(Dataset rows for apps and sites)
• • • • • • •
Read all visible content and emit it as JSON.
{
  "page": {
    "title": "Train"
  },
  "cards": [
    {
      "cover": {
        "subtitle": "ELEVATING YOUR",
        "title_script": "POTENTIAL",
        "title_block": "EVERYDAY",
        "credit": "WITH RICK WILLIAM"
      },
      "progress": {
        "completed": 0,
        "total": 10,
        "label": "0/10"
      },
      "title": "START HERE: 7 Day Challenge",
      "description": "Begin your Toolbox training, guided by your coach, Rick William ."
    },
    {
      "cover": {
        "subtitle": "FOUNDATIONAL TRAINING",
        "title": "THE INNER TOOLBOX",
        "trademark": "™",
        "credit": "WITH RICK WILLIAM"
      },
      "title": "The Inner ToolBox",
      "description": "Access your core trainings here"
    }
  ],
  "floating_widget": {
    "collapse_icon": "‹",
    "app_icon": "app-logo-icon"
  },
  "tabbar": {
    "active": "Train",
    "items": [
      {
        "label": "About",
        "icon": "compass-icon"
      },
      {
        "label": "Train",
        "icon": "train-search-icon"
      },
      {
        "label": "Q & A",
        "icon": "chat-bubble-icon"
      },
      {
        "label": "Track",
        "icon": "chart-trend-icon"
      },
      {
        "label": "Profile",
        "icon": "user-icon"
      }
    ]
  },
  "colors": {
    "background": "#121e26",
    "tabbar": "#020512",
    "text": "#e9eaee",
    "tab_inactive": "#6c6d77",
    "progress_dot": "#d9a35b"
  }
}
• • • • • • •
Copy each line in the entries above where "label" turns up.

__Result below__.
        "label": "0/10"
        "label": "About",
        "label": "Train",
        "label": "Q & A",
        "label": "Track",
        "label": "Profile",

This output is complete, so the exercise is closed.